The assaults dig back years, citing Auchincloss’s time working during the 2014 gubernatorial race, and for Khazei an 11-year-old Politico story about the negotiations over the Affordable Care Act. The article says Khazei, then a Senate candidate, would have supported the bill even though he disagreed with an amendment restricting those with federal subsidies from getting private abortion coverage. (It later was stripped from the final version.)

Khazei has railed against the mailers, calling them patently false and, in recent days, demanding without success that his opponents also condemn them. But the group has also appeared to begin shifting most of its focus to Auchincloss, spending roughly $350,000 targeting him alone and devoting to him its entire bare-bones website.

Auchincloss’s response: In a race with four women, including a former Planned Parenthood official, his campaign has mailed fliers picturing him and his mother, Laurie Glimcher, Dana-Farber Cancer Institute’s chief executive, calling him the “right leader” to defend Planned Parenthood against President Trump.

“I really strongly believe that voters want to hear a positive message for the day after Trump,” Auchincloss said. “They don’t want to focus on negativity when we should be uniting to defeat him.”

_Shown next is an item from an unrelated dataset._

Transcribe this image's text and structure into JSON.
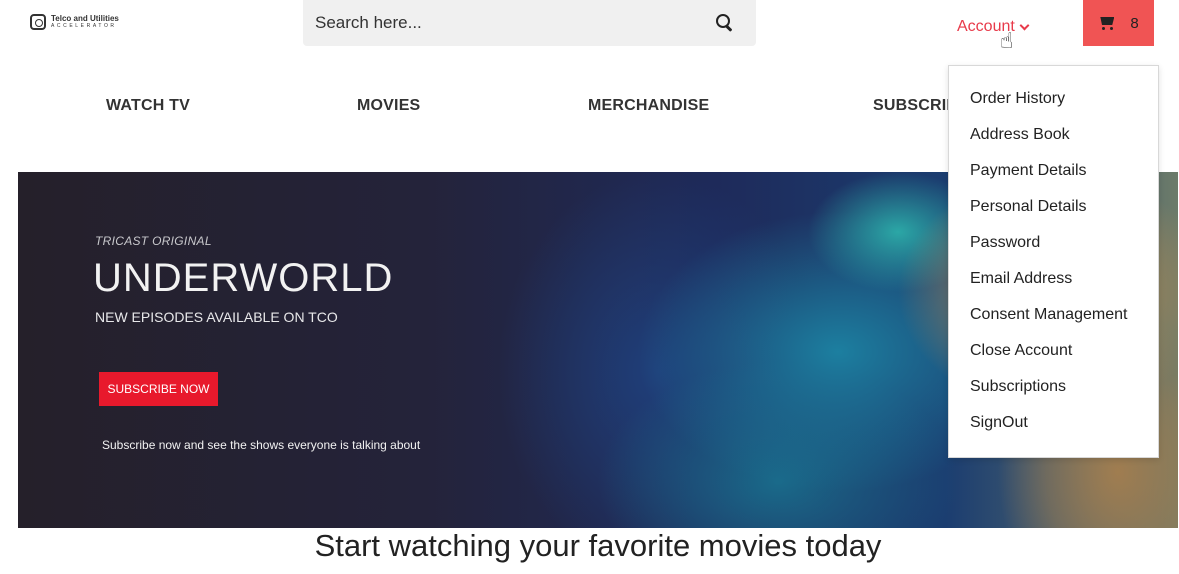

Stephanie Ebbert of the Globe staff contributed to this report.

Matt Stout can be reached at Follow him @mattpstout.